▶ _AVAILABLE RECORDS_

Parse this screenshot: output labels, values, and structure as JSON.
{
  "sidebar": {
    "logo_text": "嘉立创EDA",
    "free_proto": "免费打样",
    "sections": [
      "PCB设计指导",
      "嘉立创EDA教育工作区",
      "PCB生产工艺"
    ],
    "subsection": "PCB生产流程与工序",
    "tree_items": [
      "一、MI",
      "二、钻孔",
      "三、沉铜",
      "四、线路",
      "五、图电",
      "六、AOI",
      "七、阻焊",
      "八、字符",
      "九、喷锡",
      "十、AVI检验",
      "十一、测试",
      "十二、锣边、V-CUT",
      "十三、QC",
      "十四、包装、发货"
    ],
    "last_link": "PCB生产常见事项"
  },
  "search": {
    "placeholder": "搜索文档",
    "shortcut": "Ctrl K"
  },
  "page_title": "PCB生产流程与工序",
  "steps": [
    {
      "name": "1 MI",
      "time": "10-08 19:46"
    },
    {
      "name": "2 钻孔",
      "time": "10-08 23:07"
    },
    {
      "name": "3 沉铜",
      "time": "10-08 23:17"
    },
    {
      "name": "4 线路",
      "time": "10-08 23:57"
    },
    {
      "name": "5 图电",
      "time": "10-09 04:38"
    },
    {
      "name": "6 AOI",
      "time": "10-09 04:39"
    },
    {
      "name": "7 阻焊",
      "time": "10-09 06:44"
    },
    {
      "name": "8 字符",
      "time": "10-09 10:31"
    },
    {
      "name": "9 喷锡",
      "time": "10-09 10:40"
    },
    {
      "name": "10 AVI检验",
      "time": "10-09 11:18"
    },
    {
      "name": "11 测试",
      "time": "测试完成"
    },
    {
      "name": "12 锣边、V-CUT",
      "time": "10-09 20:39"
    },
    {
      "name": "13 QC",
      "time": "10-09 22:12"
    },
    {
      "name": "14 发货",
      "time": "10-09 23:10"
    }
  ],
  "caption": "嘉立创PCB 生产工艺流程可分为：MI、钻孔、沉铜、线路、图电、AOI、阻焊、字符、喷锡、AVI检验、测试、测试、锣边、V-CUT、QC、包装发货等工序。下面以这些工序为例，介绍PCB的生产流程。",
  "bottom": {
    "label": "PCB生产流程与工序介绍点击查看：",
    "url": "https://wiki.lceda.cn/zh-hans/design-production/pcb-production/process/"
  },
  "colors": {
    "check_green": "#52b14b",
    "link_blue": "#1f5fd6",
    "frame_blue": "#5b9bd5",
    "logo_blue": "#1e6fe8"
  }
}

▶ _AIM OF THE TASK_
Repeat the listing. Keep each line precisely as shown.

▶ _EXPECTED ANSWER_
Parse this screenshot: output labels, values, and structure as JSON.
{
  "sidebar": {
    "logo_text": "嘉立创EDA",
    "free_proto": "免费打样",
    "sections": [
      "PCB设计指导",
      "嘉立创EDA教育工作区",
      "PCB生产工艺"
    ],
    "subsection": "PCB生产流程与工序",
    "tree_items": [
      "一、MI",
      "二、钻孔",
      "三、沉铜",
      "四、线路",
      "五、图电",
      "六、AOI",
      "七、阻焊",
      "八、字符",
      "九、喷锡",
      "十、AVI检验",
      "十一、测试",
      "十二、锣边、V-CUT",
      "十三、QC",
      "十四、包装、发货"
    ],
    "last_link": "PCB生产常见事项"
  },
  "search": {
    "placeholder": "搜索文档",
    "shortcut": "Ctrl K"
  },
  "page_title": "PCB生产流程与工序",
  "steps": [
    {
      "name": "1 MI",
      "time": "10-08 19:46"
    },
    {
      "name": "2 钻孔",
      "time": "10-08 23:07"
    },
    {
      "name": "3 沉铜",
      "time": "10-08 23:17"
    },
    {
      "name": "4 线路",
      "time": "10-08 23:57"
    },
    {
      "name": "5 图电",
      "time": "10-09 04:38"
    },
    {
      "name": "6 AOI",
      "time": "10-09 04:39"
    },
    {
      "name": "7 阻焊",
      "time": "10-09 06:44"
    },
    {
      "name": "8 字符",
      "time": "10-09 10:31"
    },
    {
      "name": "9 喷锡",
      "time": "10-09 10:40"
    },
    {
      "name": "10 AVI检验",
      "time": "10-09 11:18"
    },
    {
      "name": "11 测试",
      "time": "测试完成"
    },
    {
      "name": "12 锣边、V-CUT",
      "time": "10-09 20:39"
    },
    {
      "name": "13 QC",
      "time": "10-09 22:12"
    },
    {
      "name": "14 发货",
      "time": "10-09 23:10"
    }
  ],
  "caption": "嘉立创PCB 生产工艺流程可分为：MI、钻孔、沉铜、线路、图电、AOI、阻焊、字符、喷锡、AVI检验、测试、测试、锣边、V-CUT、QC、包装发货等工序。下面以这些工序为例，介绍PCB的生产流程。",
  "bottom": {
    "label": "PCB生产流程与工序介绍点击查看：",
    "url": "https://wiki.lceda.cn/zh-hans/design-production/pcb-production/process/"
  },
  "colors": {
    "check_green": "#52b14b",
    "link_blue": "#1f5fd6",
    "frame_blue": "#5b9bd5",
    "logo_blue": "#1e6fe8"
  }
}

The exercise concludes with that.